**RECORDS PROVIDED**

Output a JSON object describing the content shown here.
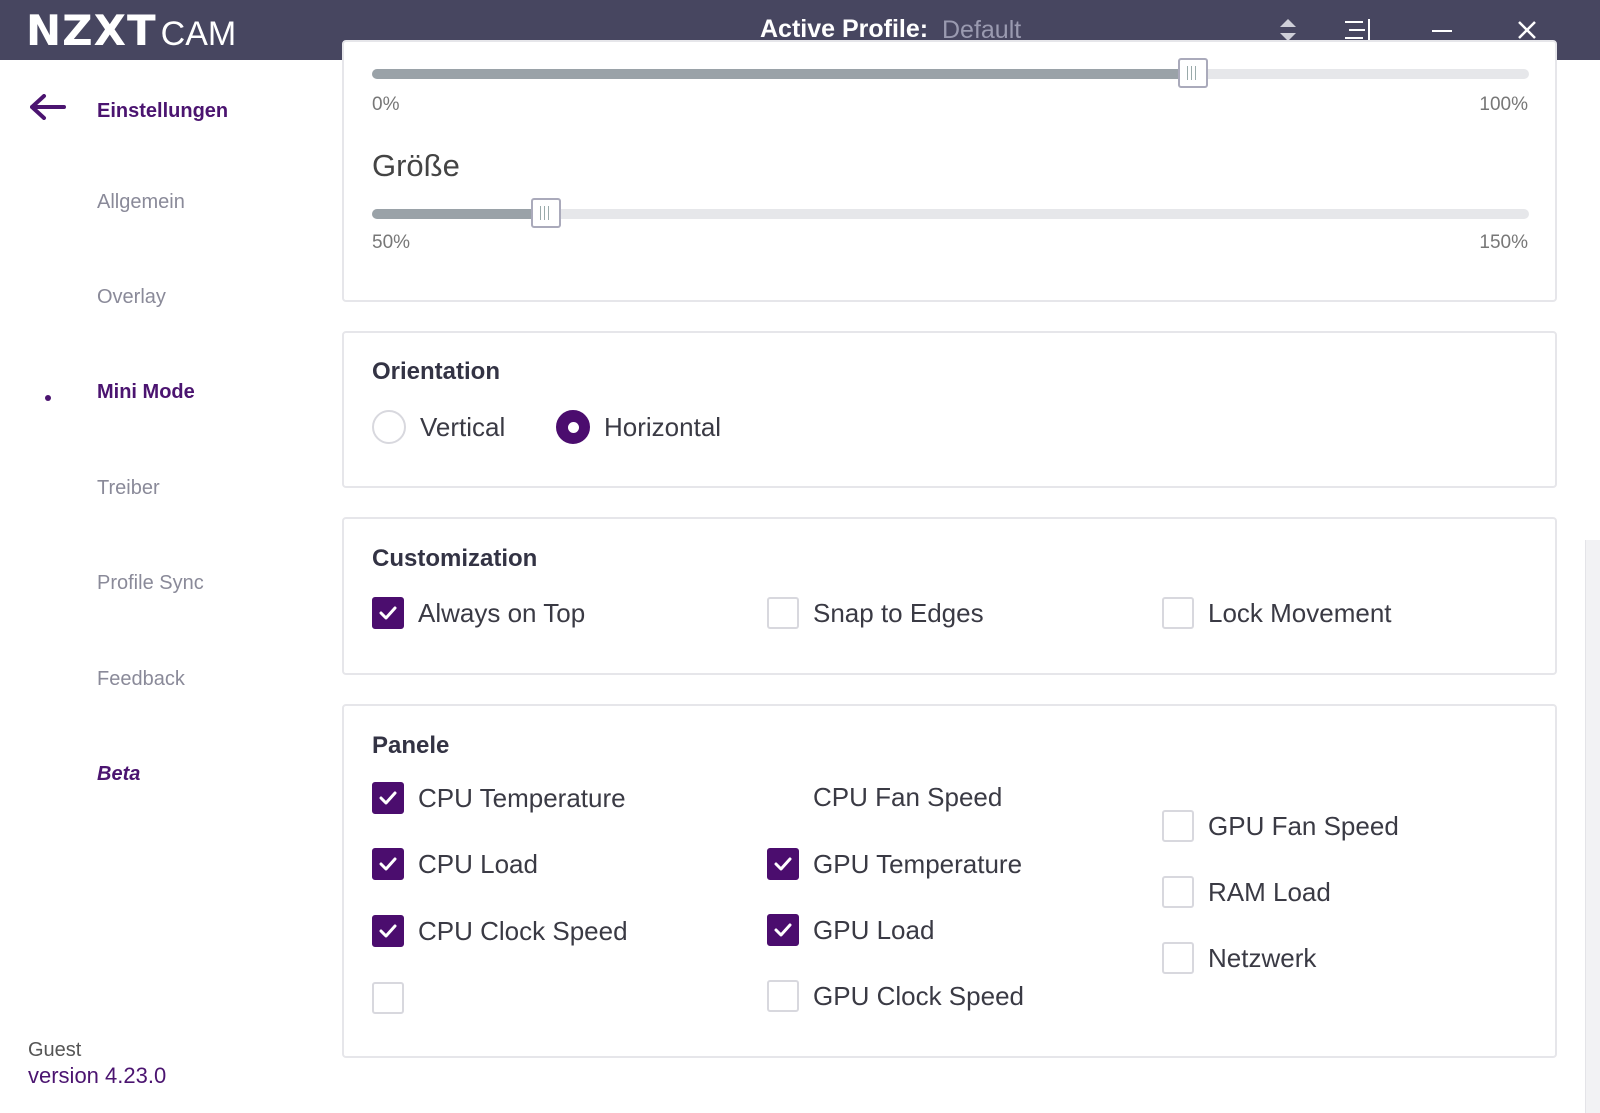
{
  "window": {
    "logo_bold": "NZXT",
    "logo_light": "CAM",
    "profile_label": "Active Profile:",
    "profile_value": "Default"
  },
  "sidebar": {
    "back_label": "Einstellungen",
    "items": [
      {
        "label": "Allgemein"
      },
      {
        "label": "Overlay"
      },
      {
        "label": "Mini Mode"
      },
      {
        "label": "Treiber"
      },
      {
        "label": "Profile Sync"
      },
      {
        "label": "Feedback"
      },
      {
        "label": "Beta"
      }
    ],
    "active_item": "Mini Mode",
    "user": "Guest",
    "version": "version 4.23.0"
  },
  "opacity_card": {
    "value_percent": 71,
    "min_label": "0%",
    "max_label": "100%"
  },
  "size_card": {
    "title": "Größe",
    "value_fraction": 0.15,
    "min_label": "50%",
    "max_label": "150%"
  },
  "orientation": {
    "title": "Orientation",
    "options": [
      "Vertical",
      "Horizontal"
    ],
    "selected": "Horizontal"
  },
  "customization": {
    "title": "Customization",
    "options": [
      {
        "label": "Always on Top",
        "checked": true
      },
      {
        "label": "Snap to Edges",
        "checked": false
      },
      {
        "label": "Lock Movement",
        "checked": false
      }
    ]
  },
  "panels": {
    "title": "Panele",
    "col1": [
      {
        "label": "CPU Temperature",
        "checked": true
      },
      {
        "label": "CPU Load",
        "checked": true
      },
      {
        "label": "CPU Clock Speed",
        "checked": true
      },
      {
        "label": "",
        "checked": false
      }
    ],
    "col2": [
      {
        "label": "CPU Fan Speed",
        "checked": false
      },
      {
        "label": "GPU Temperature",
        "checked": true
      },
      {
        "label": "GPU Load",
        "checked": true
      },
      {
        "label": "GPU Clock Speed",
        "checked": false
      }
    ],
    "col3": [
      {
        "label": "GPU Fan Speed",
        "checked": false
      },
      {
        "label": "RAM Load",
        "checked": false
      },
      {
        "label": "Netzwerk",
        "checked": false
      }
    ]
  },
  "colors": {
    "titlebar": "#474660",
    "accent": "#4b0d6e"
  }
}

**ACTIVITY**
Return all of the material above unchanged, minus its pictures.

**RESPONSE BELOW**
Output a JSON object describing the content shown here.
{
  "window": {
    "logo_bold": "NZXT",
    "logo_light": "CAM",
    "profile_label": "Active Profile:",
    "profile_value": "Default"
  },
  "sidebar": {
    "back_label": "Einstellungen",
    "items": [
      {
        "label": "Allgemein"
      },
      {
        "label": "Overlay"
      },
      {
        "label": "Mini Mode"
      },
      {
        "label": "Treiber"
      },
      {
        "label": "Profile Sync"
      },
      {
        "label": "Feedback"
      },
      {
        "label": "Beta"
      }
    ],
    "active_item": "Mini Mode",
    "user": "Guest",
    "version": "version 4.23.0"
  },
  "opacity_card": {
    "value_percent": 71,
    "min_label": "0%",
    "max_label": "100%"
  },
  "size_card": {
    "title": "Größe",
    "value_fraction": 0.15,
    "min_label": "50%",
    "max_label": "150%"
  },
  "orientation": {
    "title": "Orientation",
    "options": [
      "Vertical",
      "Horizontal"
    ],
    "selected": "Horizontal"
  },
  "customization": {
    "title": "Customization",
    "options": [
      {
        "label": "Always on Top",
        "checked": true
      },
      {
        "label": "Snap to Edges",
        "checked": false
      },
      {
        "label": "Lock Movement",
        "checked": false
      }
    ]
  },
  "panels": {
    "title": "Panele",
    "col1": [
      {
        "label": "CPU Temperature",
        "checked": true
      },
      {
        "label": "CPU Load",
        "checked": true
      },
      {
        "label": "CPU Clock Speed",
        "checked": true
      },
      {
        "label": "",
        "checked": false
      }
    ],
    "col2": [
      {
        "label": "CPU Fan Speed",
        "checked": false
      },
      {
        "label": "GPU Temperature",
        "checked": true
      },
      {
        "label": "GPU Load",
        "checked": true
      },
      {
        "label": "GPU Clock Speed",
        "checked": false
      }
    ],
    "col3": [
      {
        "label": "GPU Fan Speed",
        "checked": false
      },
      {
        "label": "RAM Load",
        "checked": false
      },
      {
        "label": "Netzwerk",
        "checked": false
      }
    ]
  },
  "colors": {
    "titlebar": "#474660",
    "accent": "#4b0d6e"
  }
}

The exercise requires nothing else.